"Once those game developers are ready to make their games available for sale via the Steam store, they will need to post their games to Greenlight for consideration by customers."
Leadwerks CEO Josh Klint has also provided further details on how publishing through the Workshop works.
"We have a 'Game Player' built into our editor that can play Lua games," he said. "It works by running our own executable, and loading scripts and media from the package the author uploads on the Workshop. Lua scripts are run in a sandboxed environment so that the games can't execute any malicious code. Because the game doesn't actually contain an executable, there is no way for this to carry a virus to the player's computer."
He added: "The games will only appear in the Workshop, for now. If this idea takes off, then I will certainly be interested in other ways we can present this."
Update 1: One of our commenters has pointed out that GameMaker: Studio already lets developers publish their games onto the Workshop direct.
Original story: Valve's Steam Greenlight initiative could be coming to an end as a new engine claims developers can skip the approval process and publish a game straight to the store.
The Leadwerks game engine has been integrated into Steam Workshop, enabling developers to share user-generated assets, much like the Unity Asset Store.
However, it was also claimed games using the engine can be published to Steam via the Workshop too, circumventing the Greenlight process entirely.
The statement read: “Game content isn’t the only thing that can be distributed through the Leadwerks Workshop. Games themselves can be published to Steam via the Workshop, with no waiting period and no approval process. This allows developers to get their game in front of an audience and build a following, without going through the Greenlight process.”
It is not clear how this works however, given Valve has long had some form of control over what content is available on its store. If there is now no approval process, it could raise new quality and legal issues on the Steam store, with developers essentially able to upload whatever they like.
We have reached out to Valve and Leadwerks for clarification on the matter.
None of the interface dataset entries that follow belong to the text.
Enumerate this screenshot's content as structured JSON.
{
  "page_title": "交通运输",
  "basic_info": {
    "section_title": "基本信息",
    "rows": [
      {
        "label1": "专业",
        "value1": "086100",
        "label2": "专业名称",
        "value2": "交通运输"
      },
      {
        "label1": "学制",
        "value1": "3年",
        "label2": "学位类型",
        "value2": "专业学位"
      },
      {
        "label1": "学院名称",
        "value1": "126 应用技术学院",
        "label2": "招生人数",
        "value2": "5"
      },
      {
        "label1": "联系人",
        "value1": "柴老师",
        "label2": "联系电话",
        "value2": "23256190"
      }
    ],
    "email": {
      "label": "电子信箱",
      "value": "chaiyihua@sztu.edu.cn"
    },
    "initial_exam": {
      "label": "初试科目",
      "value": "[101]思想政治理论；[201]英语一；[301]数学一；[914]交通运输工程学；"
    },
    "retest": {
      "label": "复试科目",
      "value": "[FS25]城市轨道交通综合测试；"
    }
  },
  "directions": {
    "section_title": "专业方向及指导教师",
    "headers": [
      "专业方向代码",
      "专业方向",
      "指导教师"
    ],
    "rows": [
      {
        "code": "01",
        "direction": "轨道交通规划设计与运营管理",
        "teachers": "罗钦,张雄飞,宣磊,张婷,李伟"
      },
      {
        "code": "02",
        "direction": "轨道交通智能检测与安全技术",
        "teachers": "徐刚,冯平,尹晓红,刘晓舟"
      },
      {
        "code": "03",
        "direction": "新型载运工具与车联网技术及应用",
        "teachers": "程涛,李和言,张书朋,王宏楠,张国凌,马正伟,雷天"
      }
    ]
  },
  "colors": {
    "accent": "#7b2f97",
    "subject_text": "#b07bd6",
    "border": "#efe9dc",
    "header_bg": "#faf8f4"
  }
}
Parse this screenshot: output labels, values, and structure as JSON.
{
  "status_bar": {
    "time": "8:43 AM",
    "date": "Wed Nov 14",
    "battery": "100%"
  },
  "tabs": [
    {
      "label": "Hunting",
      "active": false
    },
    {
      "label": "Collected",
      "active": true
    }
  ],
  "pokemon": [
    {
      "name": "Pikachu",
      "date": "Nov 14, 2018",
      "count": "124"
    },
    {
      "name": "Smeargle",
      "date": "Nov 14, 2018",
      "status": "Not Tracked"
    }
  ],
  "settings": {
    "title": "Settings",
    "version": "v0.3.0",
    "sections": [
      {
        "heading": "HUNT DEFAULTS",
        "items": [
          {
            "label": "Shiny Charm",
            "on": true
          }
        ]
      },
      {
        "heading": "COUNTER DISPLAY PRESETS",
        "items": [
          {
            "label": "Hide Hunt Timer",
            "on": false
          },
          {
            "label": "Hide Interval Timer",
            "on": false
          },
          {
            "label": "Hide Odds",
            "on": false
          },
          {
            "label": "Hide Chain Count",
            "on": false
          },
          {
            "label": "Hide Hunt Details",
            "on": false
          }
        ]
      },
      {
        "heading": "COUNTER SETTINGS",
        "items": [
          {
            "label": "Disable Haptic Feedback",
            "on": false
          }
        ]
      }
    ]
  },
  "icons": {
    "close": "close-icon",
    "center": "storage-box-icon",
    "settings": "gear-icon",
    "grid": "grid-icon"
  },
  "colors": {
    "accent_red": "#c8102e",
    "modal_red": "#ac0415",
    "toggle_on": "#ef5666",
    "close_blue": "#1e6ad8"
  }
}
Steam Greenlight was launched in 2012 as Valve looked to hand over much of the approval process to users following large bottlenecks in the number of submissions to the store.
However, a number of developers and Valve itself have since claimed the community-voting scheme will be abolished and replaced by a user-curated platform.
This year has already seen a large number of games hit the Steam store, with some suggesting the indie bubble may have burst on PC as a result.